Margaret Beckett, the British foreign minister, said on Friday that there was "an agreed text" and the full UN Security Council would receive the draft later in hopes of a vote later in the day.
US State Department spokesman Sean McCormack said Condoleezza Rice, the secretary of state, welcomed the agreement.
"That is a positive step forward but it is only one step in this process. We want a vote on this resolution that will lead to a lasting resolution," McCormack said.
Israel and Lebanon have received copies of the draft resolution.
Ehud Olmert, the Israeli prime minister, will ask his cabinet to approve the UN proposal on Sunday.
The Lebanese government will examine the resolution on Saturday but a source denied that it had already given the green light to the text.
In principle, the resolution meets the essential demands of the government in Beirut.
The agreement calls for an immediate "cessation of hostilities" followed by a phased withdrawal of Israeli units as the Lebanese army and an expanded UN peacekeeping force move into the south.
A deal on a resolution had been delayed over the timing of an Israeli withdrawal from south Lebanon.
Beirut wanted a quick Israeli pullout, but Tel Aviv had said a strong multinational force must be deployed first.
The latest compromise calls for a phased Israeli withdrawal as the Lebanese army moves into the south.
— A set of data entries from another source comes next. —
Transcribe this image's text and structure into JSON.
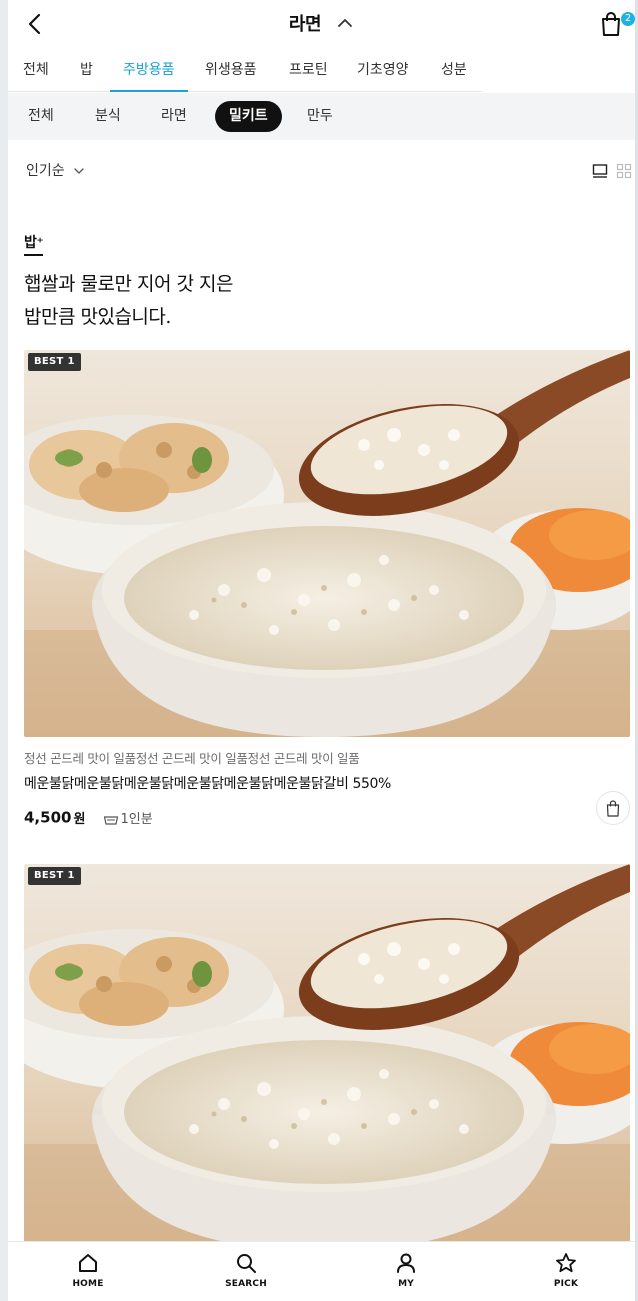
{
  "header": {
    "title": "라면",
    "cart_count": "2"
  },
  "primary_tabs": [
    {
      "label": "전체"
    },
    {
      "label": "밥"
    },
    {
      "label": "주방용품"
    },
    {
      "label": "위생용품"
    },
    {
      "label": "프로틴"
    },
    {
      "label": "기초영양"
    },
    {
      "label": "성분"
    }
  ],
  "primary_tabs_active": "주방용품",
  "sub_tabs": [
    {
      "label": "전체"
    },
    {
      "label": "분식"
    },
    {
      "label": "라면"
    },
    {
      "label": "밀키트"
    },
    {
      "label": "만두"
    }
  ],
  "sub_tabs_active": "밀키트",
  "sort": {
    "label": "인기순"
  },
  "brand": {
    "name": "밥⁺",
    "headline_line1": "햅쌀과 물로만 지어 갓 지은",
    "headline_line2": "밥만큼 맛있습니다."
  },
  "products": [
    {
      "badge": "BEST 1",
      "subtitle": "정선 곤드레 맛이 일품정선 곤드레 맛이 일품정선 곤드레 맛이 일품",
      "name": "메운불닭메운불닭메운불닭메운불닭메운불닭메운불닭갈비 550%",
      "price": "4,500",
      "currency": "원",
      "serving": "1인분"
    },
    {
      "badge": "BEST 1",
      "subtitle": "",
      "name": "",
      "price": "",
      "currency": "",
      "serving": ""
    }
  ],
  "bottom_nav": [
    {
      "label": "HOME",
      "icon": "home-icon"
    },
    {
      "label": "SEARCH",
      "icon": "search-icon"
    },
    {
      "label": "MY",
      "icon": "user-icon"
    },
    {
      "label": "PICK",
      "icon": "star-icon"
    }
  ],
  "colors": {
    "accent": "#1aa3d6",
    "badge_bg": "#333333",
    "subtab_active_bg": "#111111"
  }
}
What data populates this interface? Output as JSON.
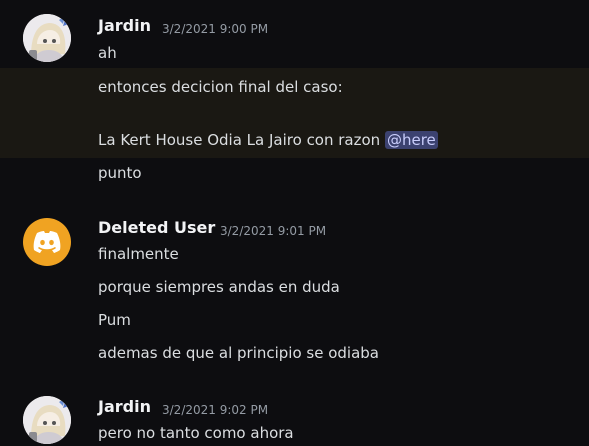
{
  "messages": [
    {
      "author": "Jardin",
      "timestamp": "3/2/2021 9:00 PM",
      "lines": [
        "ah",
        "entonces decicion final del caso:",
        "La Kert House Odia La Jairo con razon",
        "punto"
      ],
      "mention": "@here"
    },
    {
      "author": "Deleted User",
      "timestamp": "3/2/2021 9:01 PM",
      "lines": [
        "finalmente",
        "porque siempres andas en duda",
        "Pum",
        "ademas de que al principio se odiaba"
      ]
    },
    {
      "author": "Jardin",
      "timestamp": "3/2/2021 9:02 PM",
      "lines": [
        "pero no tanto como ahora"
      ]
    }
  ],
  "colors": {
    "background": "#0d0d10",
    "highlight": "#1a1813",
    "mention_bg": "#3c4270",
    "deleted_avatar": "#f0a322"
  },
  "icons": {
    "deleted_user_avatar": "discord-logo-icon",
    "jardin_avatar": "anime-avatar-icon"
  }
}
At the same time, the UN Interim Force in Lebanon would be reinforced by up to 15,000 French and other troops.
As part of the deal, Hezbollah would pull out from south of the Litani River, 20km from the Israeli border.
More than 1,000 Lebanese and 121 Israelis have been killed in the five-week war that began on July 12.
At the insistence of Lebanon, the United States and Britain agreed to drop a reference to Chapter 7 of the UN Charter, which permits a robust UN peacekeeping operation.
But Emyr Jones Parry, Britain's ambassador to the UN, said the text would carry strong rules of engagement for the expanded force that France is expected to lead.
Beckett cautioned that the resolution, expected to take a week to implement, was a short-term one. "We're not here trying to solve all the problems of the Middle East overnight."
A second resolution on a permanent ceasefire is to follow within a month, tackling a range of outstanding issues.